### Entries from a dataset of interfaces
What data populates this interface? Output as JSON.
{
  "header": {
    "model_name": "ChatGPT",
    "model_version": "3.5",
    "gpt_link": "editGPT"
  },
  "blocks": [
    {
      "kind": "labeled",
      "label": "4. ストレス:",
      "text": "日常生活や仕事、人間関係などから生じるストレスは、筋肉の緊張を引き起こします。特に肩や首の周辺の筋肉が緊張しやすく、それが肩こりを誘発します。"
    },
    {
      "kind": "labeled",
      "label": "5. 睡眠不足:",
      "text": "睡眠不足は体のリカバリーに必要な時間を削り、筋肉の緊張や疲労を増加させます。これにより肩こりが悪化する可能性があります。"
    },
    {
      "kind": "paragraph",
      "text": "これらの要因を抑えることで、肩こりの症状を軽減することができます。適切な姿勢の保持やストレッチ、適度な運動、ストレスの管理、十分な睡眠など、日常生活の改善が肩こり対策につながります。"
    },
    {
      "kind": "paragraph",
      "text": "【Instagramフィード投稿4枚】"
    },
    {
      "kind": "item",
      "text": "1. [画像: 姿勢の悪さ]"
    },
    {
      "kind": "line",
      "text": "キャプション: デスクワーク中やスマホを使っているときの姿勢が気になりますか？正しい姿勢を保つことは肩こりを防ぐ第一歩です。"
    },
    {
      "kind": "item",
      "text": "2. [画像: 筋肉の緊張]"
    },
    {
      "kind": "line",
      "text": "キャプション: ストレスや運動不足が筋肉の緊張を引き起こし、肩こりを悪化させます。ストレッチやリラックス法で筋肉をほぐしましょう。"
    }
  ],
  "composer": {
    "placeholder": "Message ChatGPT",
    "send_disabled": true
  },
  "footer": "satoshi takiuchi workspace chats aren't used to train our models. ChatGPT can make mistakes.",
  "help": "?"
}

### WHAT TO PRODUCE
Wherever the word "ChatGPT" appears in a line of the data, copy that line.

### RESPONSE
    "model_name": "ChatGPT",
    "placeholder": "Message ChatGPT",
  "footer": "satoshi takiuchi workspace chats aren't used to train our models. ChatGPT can make mistakes.",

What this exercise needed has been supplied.